Weranja Ranasinghe1, Damien Bolton2, Nathan Lawrentschuk2
1 Launceston General Hospital, Launceston, Tasmiania, Australia
2Austin Health, Melbourne, Victoria
1. Ferlay J SH, Bray F, Forman D, Mathers C and Parkin DM. GLOBOCAN 2008, Cancer Incidence and Mortality Worldwide: IARC CancerBase No. 10 [Internet]. Lyon, France: International Agency for Research on Cancer; 2010 [cited 2010 July]. Available from: http://globocan.iarc.fr.
2. Cancer survival and prevalence in Australia: period estimates from 1982 to 2010. Australian Institute of Health and Welfare 2012.
3. Ranasinghe WK, Kim SP, Lawrentschuk N, Sengupta S, Hounsome L, Barber J, et al. Population-based analysis of prostate-specific antigen (PSA) screening in younger men (<55 years) in Australia. BJU Int. 2014;113(1):77-83.
4. Litchfield MJ, Cumming RG, Smith DP, Naganathan V, Le Couteur DG, Waite LM, et al. Prostate-specific antigen levels in men aged 70 years and over: findings from the CHAMP study. Med J Aust. 2012;196(6):395-8.
5. Zealand USoAaN. Urological Society of Australia and New Zealand PSA Testing Policy 2009. Urological Society of Australia and New Zealand, 2009.
6. RACGP. Clinical Guidelines [cited 2014 7th June]. Available from: http://www.racgp.org.au/your-practice/guidelines/redbook/early-detection-of-cancers/prostate-cancer/.
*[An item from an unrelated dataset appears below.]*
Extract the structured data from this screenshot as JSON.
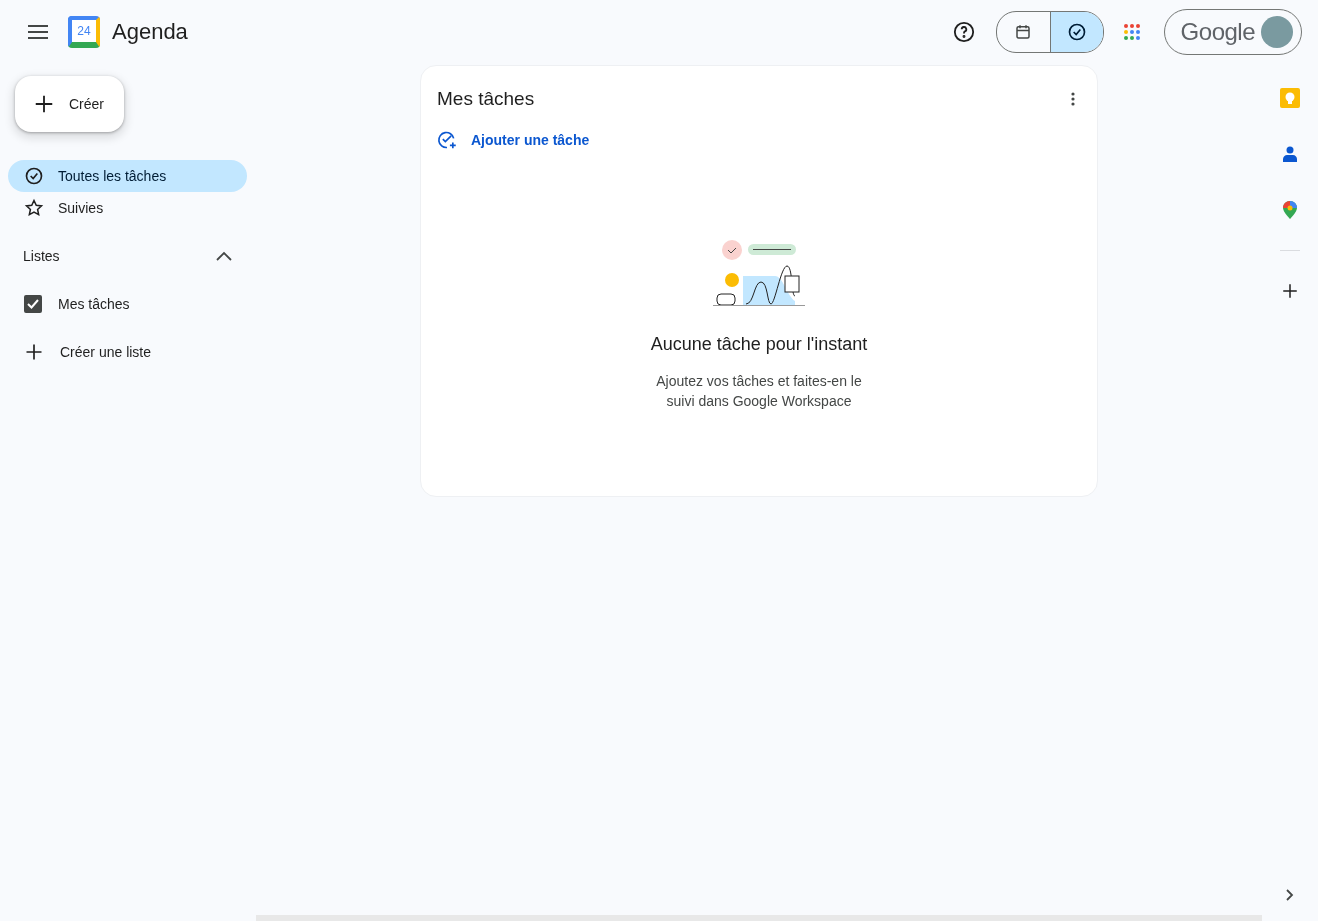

7. Ranasinghe WK, Kim SP, Papa NP, Sengupta S, Frydenberg M, Bolton D, et al. Prostate cancer screening in Primary Health Care: the current state of affairs. SpringerPlus. 2015;4:78.
8. Baade PD, Youlden DR, Coory MD, Gardiner RA, Chambers SK. Urban-rural differences in prostate cancer outcomes in Australia: what has changed? Med J Aust. 2011;194(6):293-6.
9. Martinez de Hurtado J, Chechile Toniolo G, Villavicencio Mavrich H. [The digital rectal exam, prostate-specific antigen and transrectal echography in the diagnosis of prostatic cancer]. Arch Esp Urol. 1995;48(3):247-59.
10. NHMRC. Testing for prostate cancer using the prostate specific antigen (PSA) test 2014 [cited 2014 9th July]. Available from: https://www.nhmrc.gov.au/your-health/testing-prostate-cancer.